- Targeted social engineering attacks that employ real-time or historical geolocation data. For example, an employee at a leading tech/pharma/defense contractor reveals, via Foursquare, his or her regular visits to the local coffee shop, where s/he is targeted by social engineers looking to gain access to the corporate network, or the victim of a real-world theft (laptop, mobile device) that yields sensitive data.
- Stalkers, estranged spouses/lovers monitor check-in services and use them to confront the object of their obsession. Expect to see these kinds of services popping up in court proceedings, as Facebook recently has.

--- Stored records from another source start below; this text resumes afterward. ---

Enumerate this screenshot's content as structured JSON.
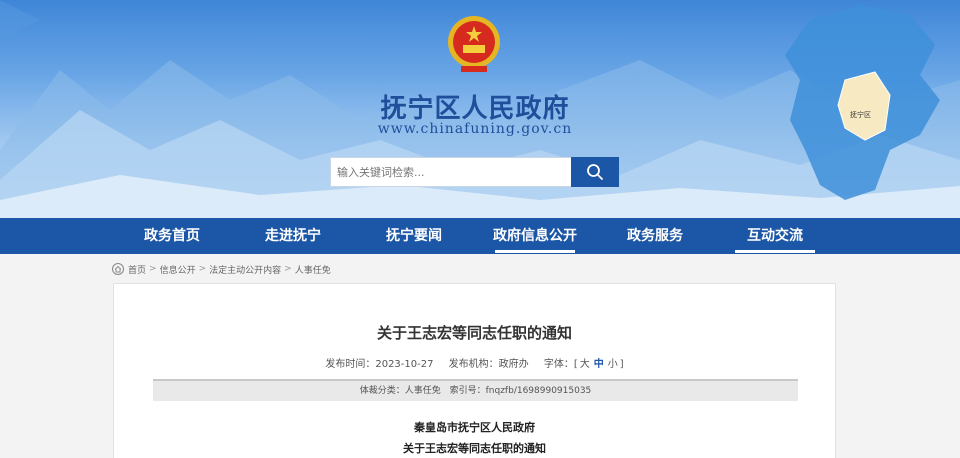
{
  "header": {
    "title": "抚宁区人民政府",
    "url": "www.chinafuning.gov.cn"
  },
  "search": {
    "placeholder": "输入关键词检索..."
  },
  "map": {
    "label": "抚宁区"
  },
  "nav": {
    "items": [
      {
        "label": "政务首页"
      },
      {
        "label": "走进抚宁"
      },
      {
        "label": "抚宁要闻"
      },
      {
        "label": "政府信息公开"
      },
      {
        "label": "政务服务"
      },
      {
        "label": "互动交流"
      }
    ]
  },
  "breadcrumb": {
    "items": [
      "首页",
      "信息公开",
      "法定主动公开内容",
      "人事任免"
    ],
    "separator": ">"
  },
  "article": {
    "title": "关于王志宏等同志任职的通知",
    "publish_time_label": "发布时间：",
    "publish_time": "2023-10-27",
    "publisher_label": "发布机构：",
    "publisher": "政府办",
    "font_label": "字体：",
    "font_open": "[",
    "font_large": "大",
    "font_medium": "中",
    "font_small": "小",
    "font_close": "]",
    "category_label": "体裁分类：",
    "category": "人事任免",
    "index_label": "索引号：",
    "index": "fnqzfb/1698990915035",
    "body": [
      "秦皇岛市抚宁区人民政府",
      "关于王志宏等同志任职的通知"
    ]
  },
  "colors": {
    "nav_bg": "#1c56a6",
    "title_blue": "#1f4f9b"
  }
}
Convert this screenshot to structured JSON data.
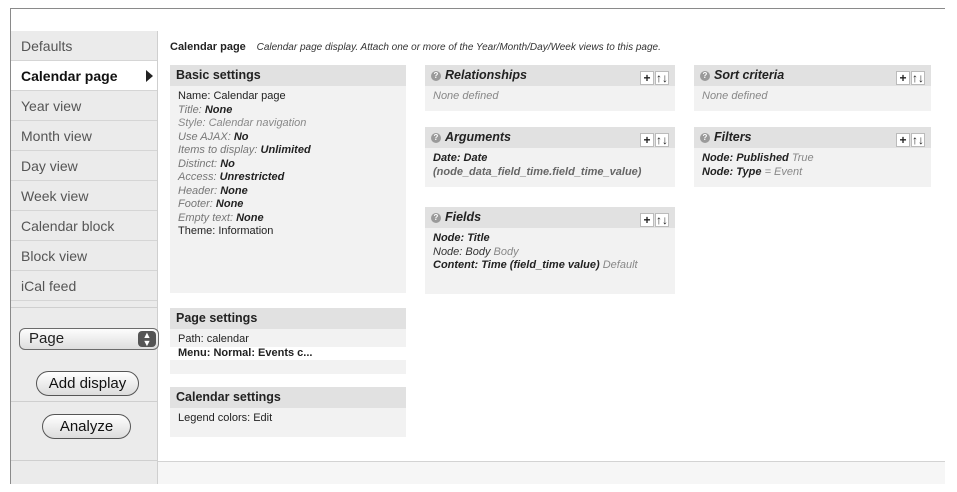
{
  "tabs": [
    {
      "label": "Defaults",
      "active": false
    },
    {
      "label": "Calendar page",
      "active": true
    },
    {
      "label": "Year view",
      "active": false
    },
    {
      "label": "Month view",
      "active": false
    },
    {
      "label": "Day view",
      "active": false
    },
    {
      "label": "Week view",
      "active": false
    },
    {
      "label": "Calendar block",
      "active": false
    },
    {
      "label": "Block view",
      "active": false
    },
    {
      "label": "iCal feed",
      "active": false
    }
  ],
  "display_select": {
    "value": "Page"
  },
  "add_display_label": "Add display",
  "analyze_label": "Analyze",
  "header": {
    "title": "Calendar page",
    "description": "Calendar page display. Attach one or more of the Year/Month/Day/Week views to this page."
  },
  "basic": {
    "title": "Basic settings",
    "name": "Name: Calendar page",
    "title_k": "Title:",
    "title_v": "None",
    "style": "Style: Calendar navigation",
    "ajax_k": "Use AJAX:",
    "ajax_v": "No",
    "items_k": "Items to display:",
    "items_v": "Unlimited",
    "distinct_k": "Distinct:",
    "distinct_v": "No",
    "access_k": "Access:",
    "access_v": "Unrestricted",
    "header_k": "Header:",
    "header_v": "None",
    "footer_k": "Footer:",
    "footer_v": "None",
    "empty_k": "Empty text:",
    "empty_v": "None",
    "theme": "Theme: Information"
  },
  "page_settings": {
    "title": "Page settings",
    "path": "Path: calendar",
    "menu": "Menu: Normal: Events c..."
  },
  "calendar_settings": {
    "title": "Calendar settings",
    "legend": "Legend colors: Edit"
  },
  "relationships": {
    "title": "Relationships",
    "empty": "None defined"
  },
  "arguments": {
    "title": "Arguments",
    "line1": "Date: Date",
    "line2": "(node_data_field_time.field_time_value)"
  },
  "fields": {
    "title": "Fields",
    "f1": "Node: Title",
    "f2": "Node: Body",
    "f2_g": "Body",
    "f3": "Content: Time (field_time value)",
    "f3_g": "Default"
  },
  "sort": {
    "title": "Sort criteria",
    "empty": "None defined"
  },
  "filters": {
    "title": "Filters",
    "f1": "Node: Published",
    "f1_g": "True",
    "f2": "Node: Type",
    "f2_g": "= Event"
  },
  "icons": {
    "help": "?",
    "add": "+",
    "rearrange": "↑↓",
    "updown": "⇕"
  }
}
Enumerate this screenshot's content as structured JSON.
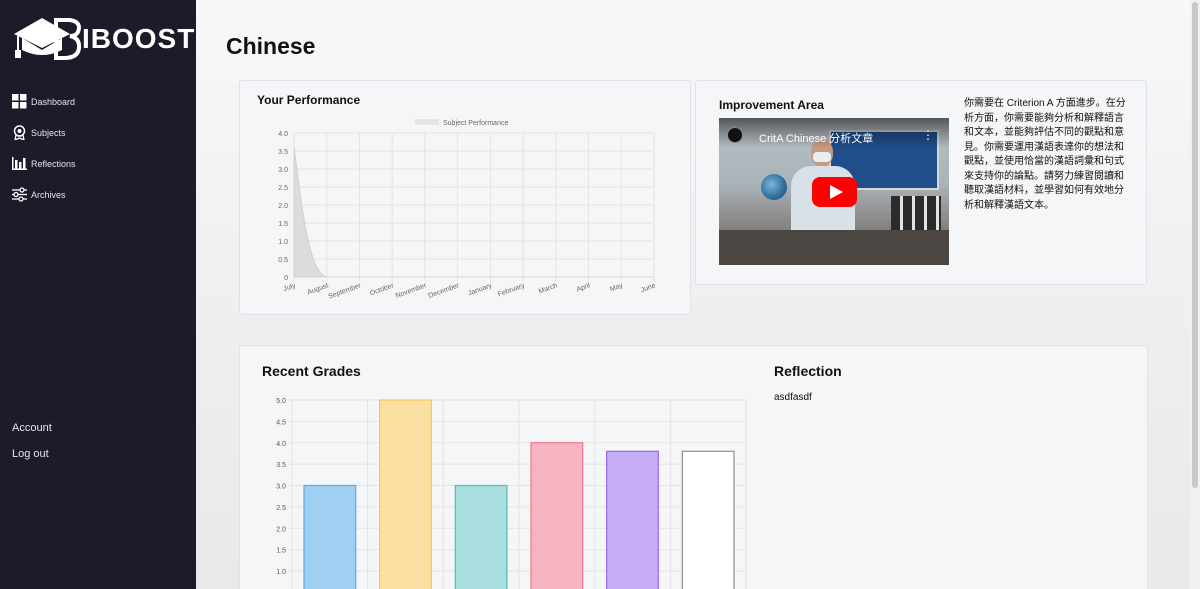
{
  "sidebar": {
    "logo_text": "IBOOST",
    "items": [
      {
        "label": "Dashboard",
        "icon": "grid-icon"
      },
      {
        "label": "Subjects",
        "icon": "badge-icon"
      },
      {
        "label": "Reflections",
        "icon": "bar-chart-icon"
      },
      {
        "label": "Archives",
        "icon": "sliders-icon"
      }
    ],
    "account": "Account",
    "logout": "Log out"
  },
  "page": {
    "title": "Chinese"
  },
  "performance": {
    "title": "Your Performance",
    "chart_data": {
      "type": "area",
      "legend": [
        "Subject Performance"
      ],
      "legend_position": "top",
      "categories": [
        "July",
        "August",
        "September",
        "October",
        "November",
        "December",
        "January",
        "February",
        "March",
        "April",
        "May",
        "June"
      ],
      "y_ticks": [
        "4.0",
        "3.5",
        "3.0",
        "2.5",
        "2.0",
        "1.5",
        "1.0",
        "0.5",
        "0"
      ],
      "ylim": [
        0,
        4
      ],
      "series": [
        {
          "name": "Subject Performance",
          "values": [
            3.6,
            0,
            0,
            0,
            0,
            0,
            0,
            0,
            0,
            0,
            0,
            0
          ],
          "color": "#dcdcdc"
        }
      ],
      "grid": true
    }
  },
  "improvement": {
    "title": "Improvement Area",
    "video_title": "CritA Chinese 分析文章",
    "text": "你需要在 Criterion A 方面進步。在分析方面，你需要能夠分析和解釋語言和文本，並能夠評估不同的觀點和意見。你需要運用漢語表達你的想法和觀點，並使用恰當的漢語詞彙和句式來支持你的論點。請努力練習閱讀和聽取漢語材料，並學習如何有效地分析和解釋漢語文本。"
  },
  "grades": {
    "title": "Recent Grades",
    "chart_data": {
      "type": "bar",
      "y_ticks": [
        "5.0",
        "4.5",
        "4.0",
        "3.5",
        "3.0",
        "2.5",
        "2.0",
        "1.5",
        "1.0"
      ],
      "ylim": [
        1,
        5
      ],
      "values": [
        3.0,
        5.0,
        3.0,
        4.0,
        3.8,
        3.8
      ],
      "colors": [
        {
          "fill": "#9fcff3",
          "stroke": "#5fa8e3"
        },
        {
          "fill": "#fbe0a3",
          "stroke": "#f5c54e"
        },
        {
          "fill": "#a8dedd",
          "stroke": "#4bbfb8"
        },
        {
          "fill": "#f9b4c2",
          "stroke": "#f0738e"
        },
        {
          "fill": "#c6abf6",
          "stroke": "#9a66ee"
        },
        {
          "fill": "#ffffff",
          "stroke": "#8e8e8e"
        }
      ],
      "grid": true
    }
  },
  "reflection": {
    "title": "Reflection",
    "text": "asdfasdf"
  }
}
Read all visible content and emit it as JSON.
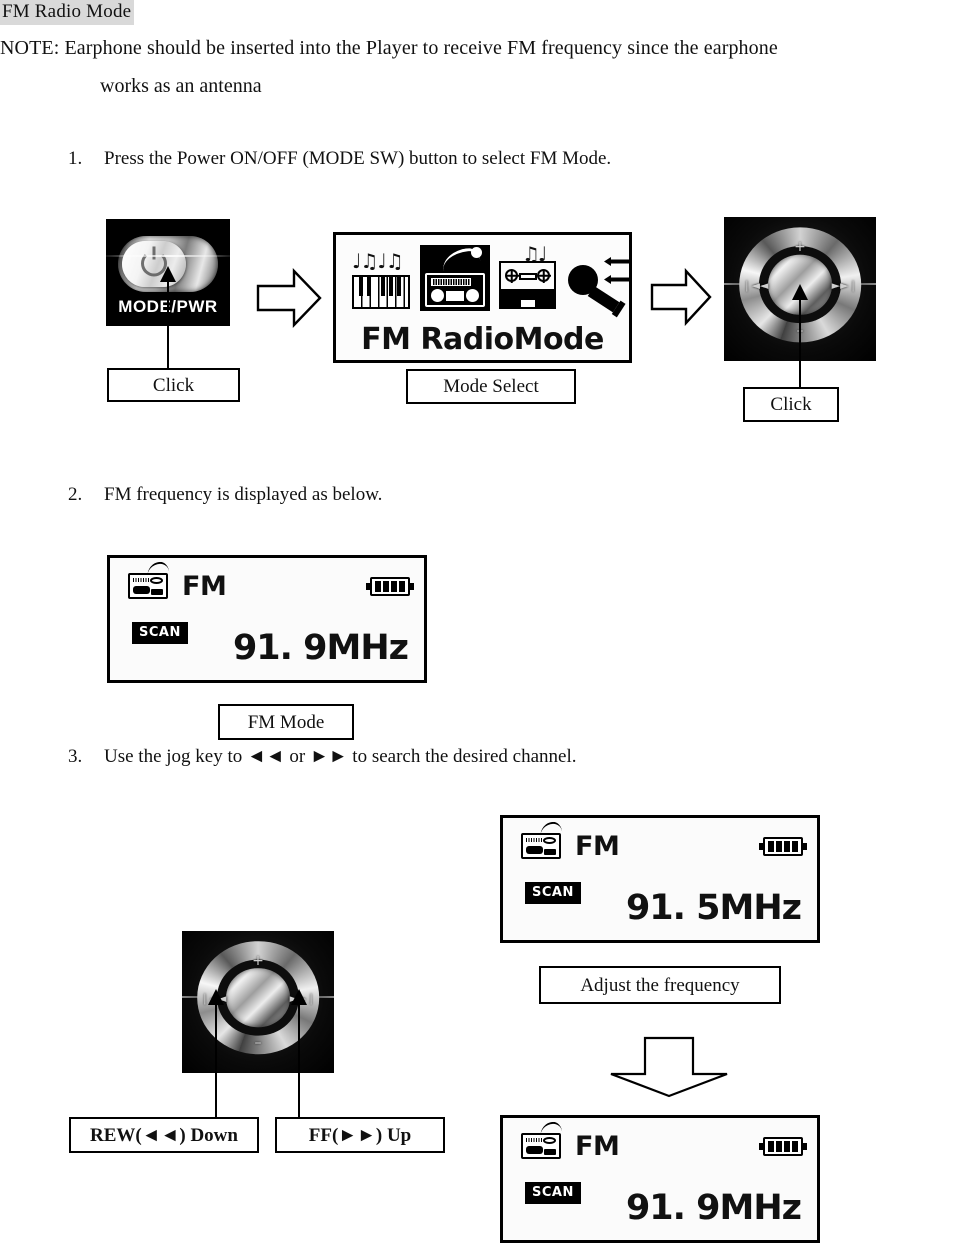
{
  "heading": "FM Radio Mode",
  "note": {
    "line1": "NOTE: Earphone should be inserted into the Player to receive FM frequency since the earphone",
    "line2": "works as an antenna"
  },
  "steps": [
    {
      "num": "1.",
      "text": "Press the Power ON/OFF (MODE SW) button to select FM Mode."
    },
    {
      "num": "2.",
      "text": "FM frequency is displayed as below."
    },
    {
      "num": "3.",
      "text": "Use the jog key to  ◄◄  or  ►►  to search the desired channel."
    }
  ],
  "step1": {
    "power_button": {
      "caption": "MODE/PWR",
      "label": "Click"
    },
    "mode_display": {
      "title": "FM  RadioMode",
      "label": "Mode Select",
      "icons": [
        "piano-music-icon",
        "radio-icon",
        "cassette-icon",
        "microphone-icon"
      ]
    },
    "jog_dial": {
      "label": "Click",
      "marks": {
        "up": "+",
        "down": "–",
        "prev": "❘◄◄",
        "next": "►►❘"
      }
    }
  },
  "step2": {
    "display": {
      "mode": "FM",
      "badge": "SCAN",
      "frequency": "91. 9MHz",
      "battery_bars": 4
    },
    "label": "FM Mode"
  },
  "step3": {
    "jog_dial": {
      "marks": {
        "up": "+",
        "down": "–",
        "prev": "❘◄◄",
        "next": "►►❘"
      }
    },
    "rew_label": "REW(◄◄) Down",
    "ff_label": "FF(►►) Up",
    "display_before": {
      "mode": "FM",
      "badge": "SCAN",
      "frequency": "91. 5MHz",
      "battery_bars": 4
    },
    "adjust_label": "Adjust the frequency",
    "display_after": {
      "mode": "FM",
      "badge": "SCAN",
      "frequency": "91. 9MHz",
      "battery_bars": 4
    }
  }
}
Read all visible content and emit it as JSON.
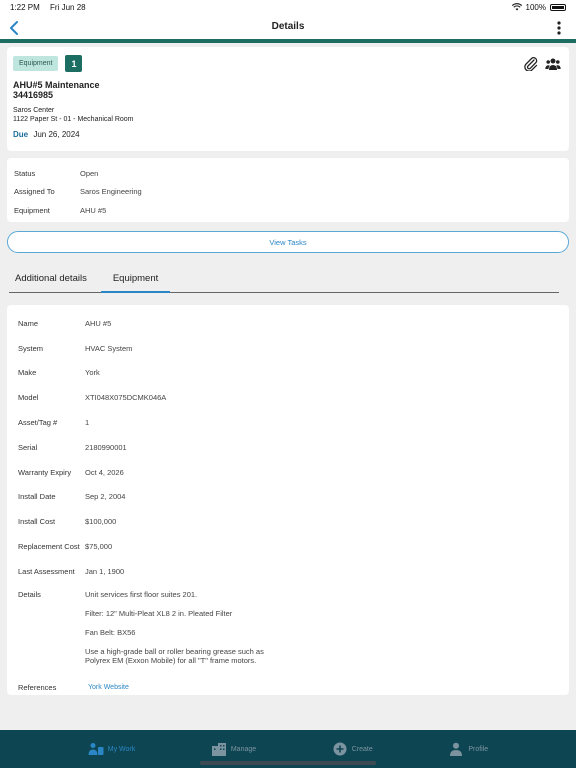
{
  "status_bar": {
    "time": "1:22 PM",
    "date": "Fri Jun 28",
    "battery": "100%"
  },
  "nav": {
    "title": "Details"
  },
  "header": {
    "type_chip": "Equipment",
    "count": "1",
    "title": "AHU#5 Maintenance",
    "number": "34416985",
    "site": "Saros Center",
    "address": "1122 Paper St - 01 - Mechanical Room",
    "due_label": "Due",
    "due_date": "Jun 26, 2024"
  },
  "summary": [
    {
      "label": "Status",
      "value": "Open"
    },
    {
      "label": "Assigned To",
      "value": "Saros Engineering"
    },
    {
      "label": "Equipment",
      "value": "AHU #5"
    }
  ],
  "view_tasks_label": "View Tasks",
  "tabs": [
    {
      "label": "Additional details"
    },
    {
      "label": "Equipment"
    }
  ],
  "equipment": [
    {
      "label": "Name",
      "value": "AHU #5"
    },
    {
      "label": "System",
      "value": "HVAC System"
    },
    {
      "label": "Make",
      "value": "York"
    },
    {
      "label": "Model",
      "value": "XTI048X075DCMK046A"
    },
    {
      "label": "Asset/Tag #",
      "value": "1"
    },
    {
      "label": "Serial",
      "value": "2180990001"
    },
    {
      "label": "Warranty Expiry",
      "value": "Oct 4, 2026"
    },
    {
      "label": "Install Date",
      "value": "Sep 2, 2004"
    },
    {
      "label": "Install Cost",
      "value": "$100,000"
    },
    {
      "label": "Replacement Cost",
      "value": "$75,000"
    },
    {
      "label": "Last Assessment",
      "value": "Jan 1, 1900"
    }
  ],
  "details": {
    "label": "Details",
    "lines": [
      "Unit services first floor suites 201.",
      "Filter: 12\" Multi-Pleat XL8 2 in. Pleated Filter",
      "Fan Belt: BX56",
      "Use a high-grade ball or roller bearing grease such as Polyrex EM (Exxon Mobile) for all \"T\" frame motors."
    ]
  },
  "references": {
    "label": "References",
    "link": "York Website"
  },
  "tab_bar": [
    {
      "label": "My Work",
      "icon": "person-checklist-icon"
    },
    {
      "label": "Manage",
      "icon": "building-icon"
    },
    {
      "label": "Create",
      "icon": "plus-circle-icon"
    },
    {
      "label": "Profile",
      "icon": "person-icon"
    }
  ],
  "colors": {
    "brand_teal": "#1b6e61",
    "link_blue": "#2b86c5",
    "tab_bar_bg": "#0e4552"
  }
}
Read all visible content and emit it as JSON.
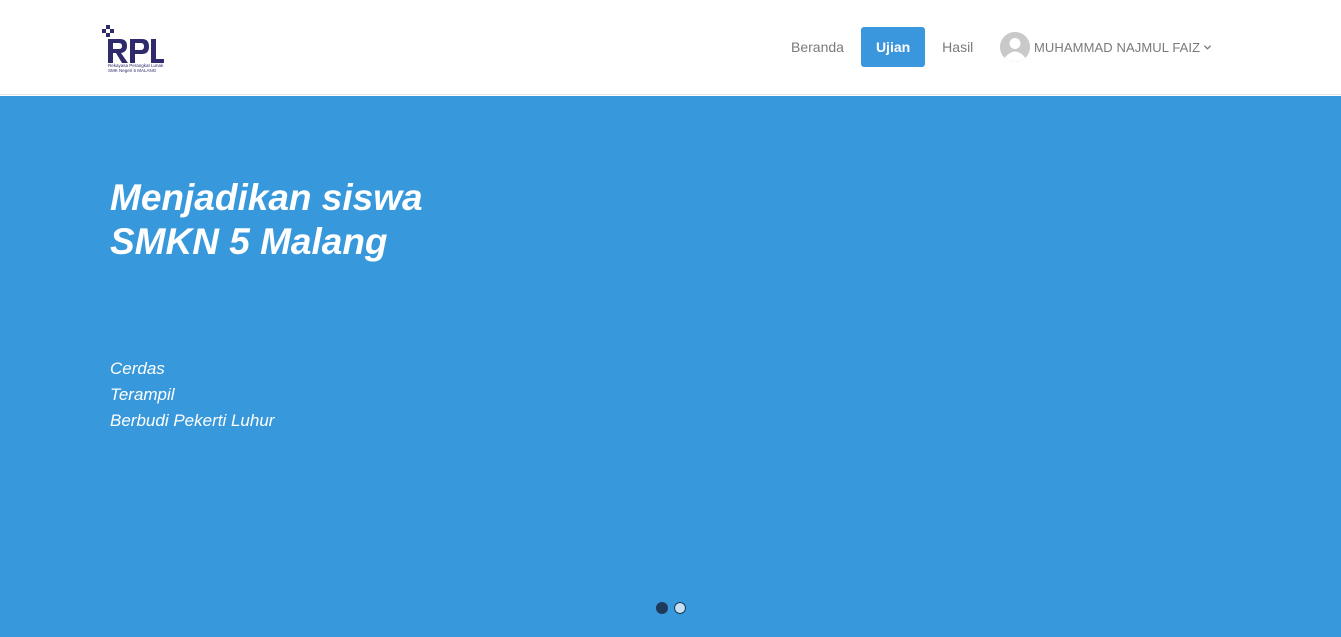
{
  "logo": {
    "alt": "RPL logo",
    "text": "RPL",
    "subtitle1": "Rekayasa Perangkat Lunak",
    "subtitle2": "SMK Negeri 5 MALANG"
  },
  "nav": {
    "items": [
      {
        "label": "Beranda",
        "active": false
      },
      {
        "label": "Ujian",
        "active": true
      },
      {
        "label": "Hasil",
        "active": false
      }
    ]
  },
  "user": {
    "name": "MUHAMMAD NAJMUL FAIZ",
    "avatar_icon": "user-avatar-icon",
    "dropdown_icon": "chevron-down-icon"
  },
  "hero": {
    "title_line1": "Menjadikan siswa",
    "title_line2": "SMKN 5 Malang",
    "items": [
      "Cerdas",
      "Terampil",
      "Berbudi Pekerti Luhur"
    ]
  },
  "carousel": {
    "slides": 2,
    "active_index": 0
  },
  "colors": {
    "hero_bg": "#3798db",
    "active_nav_bg": "#3b97dd",
    "logo_color": "#2e2a6b"
  }
}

- Malware that leverages preference data from check-in services to social engineer targets
- Malicious hackers use location data to launch real-time attacks against other check-in service users.
These days certain industry leaders like to proclaim that privacy is an outdated concept. But criminal abuse of location services to pursue people, not just their data, may give privacy advocates the most potent ammunition they've had in years.
This article, "Location services: The security implications of oversharing," was originally published at InfoWorld.com. Get the first word on what the important tech news really means with the InfoWorld Tech Watch blog.